Within the records below, find each line that holds the string "buildings", then copy it.

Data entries

= = = = = = =

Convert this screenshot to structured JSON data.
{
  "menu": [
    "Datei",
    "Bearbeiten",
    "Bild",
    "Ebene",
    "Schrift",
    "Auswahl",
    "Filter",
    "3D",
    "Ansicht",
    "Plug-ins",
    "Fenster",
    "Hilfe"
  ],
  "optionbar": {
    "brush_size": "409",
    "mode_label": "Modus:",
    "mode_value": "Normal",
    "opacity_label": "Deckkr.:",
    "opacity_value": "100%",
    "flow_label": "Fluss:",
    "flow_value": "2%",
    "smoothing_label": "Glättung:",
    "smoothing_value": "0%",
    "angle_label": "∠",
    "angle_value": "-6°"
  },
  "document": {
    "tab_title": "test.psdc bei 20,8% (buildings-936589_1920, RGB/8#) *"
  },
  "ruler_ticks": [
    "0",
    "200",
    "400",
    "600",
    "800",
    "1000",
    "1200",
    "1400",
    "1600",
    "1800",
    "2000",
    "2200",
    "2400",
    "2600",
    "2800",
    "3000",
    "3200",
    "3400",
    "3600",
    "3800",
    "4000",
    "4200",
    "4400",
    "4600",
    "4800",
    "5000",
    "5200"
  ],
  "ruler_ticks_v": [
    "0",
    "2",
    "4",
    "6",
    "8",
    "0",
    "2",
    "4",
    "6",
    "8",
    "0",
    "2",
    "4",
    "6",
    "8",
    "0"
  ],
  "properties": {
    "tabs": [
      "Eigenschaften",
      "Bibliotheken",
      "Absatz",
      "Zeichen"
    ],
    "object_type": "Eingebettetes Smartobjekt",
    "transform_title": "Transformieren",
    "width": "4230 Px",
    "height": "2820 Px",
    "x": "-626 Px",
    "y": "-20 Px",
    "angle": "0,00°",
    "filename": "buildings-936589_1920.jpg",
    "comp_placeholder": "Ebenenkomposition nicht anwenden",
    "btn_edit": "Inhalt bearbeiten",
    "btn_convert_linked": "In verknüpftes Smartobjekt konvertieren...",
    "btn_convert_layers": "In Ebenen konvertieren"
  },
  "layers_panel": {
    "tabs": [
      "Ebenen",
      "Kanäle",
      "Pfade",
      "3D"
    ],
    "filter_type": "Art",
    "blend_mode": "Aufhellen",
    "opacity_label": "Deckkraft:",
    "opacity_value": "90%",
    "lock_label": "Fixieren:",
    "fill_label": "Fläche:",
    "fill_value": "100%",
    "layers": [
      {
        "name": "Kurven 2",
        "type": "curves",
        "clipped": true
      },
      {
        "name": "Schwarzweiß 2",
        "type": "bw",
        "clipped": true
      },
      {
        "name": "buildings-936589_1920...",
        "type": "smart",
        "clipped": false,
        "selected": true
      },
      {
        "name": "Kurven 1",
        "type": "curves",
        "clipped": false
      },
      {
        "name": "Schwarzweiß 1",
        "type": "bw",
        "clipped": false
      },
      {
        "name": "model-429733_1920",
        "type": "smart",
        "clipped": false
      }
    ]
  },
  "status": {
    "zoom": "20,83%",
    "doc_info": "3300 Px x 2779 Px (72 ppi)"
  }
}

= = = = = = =

> **RESPONSE TO THIS TASK**
    "tab_title": "test.psdc bei 20,8% (buildings-936589_1920, RGB/8#) *"
    "filename": "buildings-936589_1920.jpg",
        "name": "buildings-936589_1920...",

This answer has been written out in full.